The Anchor Stampers signs are dotted along the road and not hard to see. Pull into the large, circular car park where you will find the beginning of the short 30 – minute – return walk.

 The track itself is a formed path that takes you gradually downhill with a couple of sections of reinforced dirt steps and past a few remnants of the mining days. You walk past the old dam and along what we think is the dam wall. It’s a bit overgrown in places with prickly plants like thistles and what appeared to be blackberry bushes, so be careful – I nearly tore a hole in my jumpsuit!

As you approach the first viewing platform, the two 10-head heritage stampers from the 1930’s loom up from the forest wall giving you a sense of being transported to another time; a time when there were no trees here, just a clearing with a working tin mine where hundreds of men laboured away, from 1880 until its final closure in 1996.

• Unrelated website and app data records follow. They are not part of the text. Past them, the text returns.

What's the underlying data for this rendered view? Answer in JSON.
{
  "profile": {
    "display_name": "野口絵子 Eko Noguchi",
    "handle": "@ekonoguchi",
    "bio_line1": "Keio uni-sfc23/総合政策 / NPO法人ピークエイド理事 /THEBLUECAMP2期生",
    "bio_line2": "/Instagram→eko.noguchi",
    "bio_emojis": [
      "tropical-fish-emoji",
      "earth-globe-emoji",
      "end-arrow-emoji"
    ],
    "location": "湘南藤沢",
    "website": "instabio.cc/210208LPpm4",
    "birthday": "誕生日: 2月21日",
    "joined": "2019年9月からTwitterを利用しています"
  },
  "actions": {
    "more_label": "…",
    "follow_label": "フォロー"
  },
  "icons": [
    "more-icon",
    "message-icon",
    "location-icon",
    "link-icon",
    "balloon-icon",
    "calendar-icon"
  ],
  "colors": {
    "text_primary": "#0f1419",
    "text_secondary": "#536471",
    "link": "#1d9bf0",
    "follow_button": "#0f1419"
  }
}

 Walking further down a little path, you will see that here are two different Stampers – one is the Thompson, brought across from Castlemaine in Victoria, and the other is the Salisbury, manufactured in Launceston (as you can see stamped on the front of each machine).

The stampers are huge and rusty and you can get right up close and even touch them- just mind the spiders!

The informative signs on both viewing platforms give a great explanation of what it used to be like here, and how tin mining has played such a huge part in Tasmania’s history.

As with most of Tasmania’s walks and hikes, be aware of snakes, leeches and ticks. Thankfully we only ended up with one leech on us this time! Our trip to the Don Mine delivered two leeches to Chris and five to me. Eek!

The Anchor Stampers are well worth a visit. I rate this little-known attraction a 5/5 ⭐️⭐️⭐️⭐️⭐️